K-Lo in the Corner links to this powerful piece in the Washington Post by Patricia Bauer which discusses how the culture of prenatal testing has not only allowed parents to abort children based solely on disabilities but it has encouraged them to do so. Her daughter, Margaret, is person with Down syndrome.
"To them, Margaret falls into the category of avoidable human suffering. At best, a tragic mistake. At worst, a living embodiment of the pro-life movement. Less than human. A drain on society. That someone I love is regarded this way is unspeakably painful to me....
In ancient Greece, babies with disabilities were left out in the elements to die. We in America rely on prenatal genetic testing to make our selections in private, but the effect on society is the same....
What I don't understand is how we as a society can tacitly write off a whole group of people as having no value. I'd like to think that it's time to put that particular piece of baggage on the table and talk about it, but I'm not optimistic. People want what they want: a perfect baby, a perfect life. To which I say: Good luck. Or maybe, dream on.....
I have to think that there are many pro-choicers who, while paying obeisance to the rights of people with disabilities, want at the same time to preserve their right to ensure that no one with disabilities will be born into their own families. The abortion debate is not just about a woman's right to choose whether to have a baby; it's also about a woman's right to choose which baby she wants to have."

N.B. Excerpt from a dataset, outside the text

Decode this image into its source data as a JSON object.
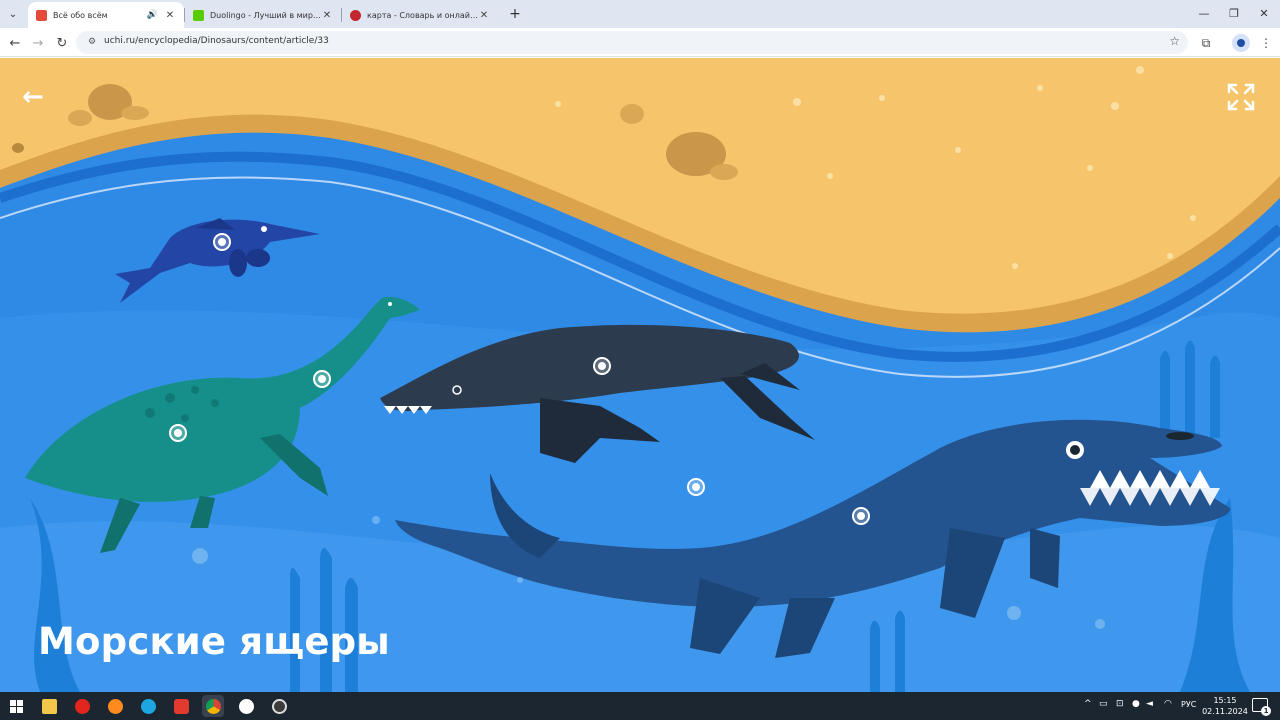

When as a society we see human beings as being valuable not based on what they are intrinsically but based on their instrumental abilities (what they can do and how well they can do it), the obvious results are that human beings with less instrumental capacities, those who are disabled, elderly, etc., will be seen as not only less worthy of life but also as a "drain" on those of us who have greater instrumental abilities.
Women in unplanned pregnancies will often say that abortion is the best thing for the child they are carrying because at this point in their lives they cannot support a child in all the ways that they would prefer. Is this because they're heartless hags? No. Part of it seems to be an attempt to convince themselves that what they are about to do or did do is right. But how can they think that killing a child is better than letting the child live in less-than-optimal circumstances? This where the influence of "human beings are instrumentally valuable" thought might take effect.
"If I'm not able to raise my child in optimal circumstances, then she won't develop the skills she needs to survive and excel in the world. She'll eek by and therefore suffer through life because I got pregnant before I was in a place where I could raise her in a way that she could succeed and go places."
In other words, she might never be valuable in the eyes of a society that places high levels of value on individuals with larger instrumental abilities and openly views some human beings with less instrumental abilities as "less than human."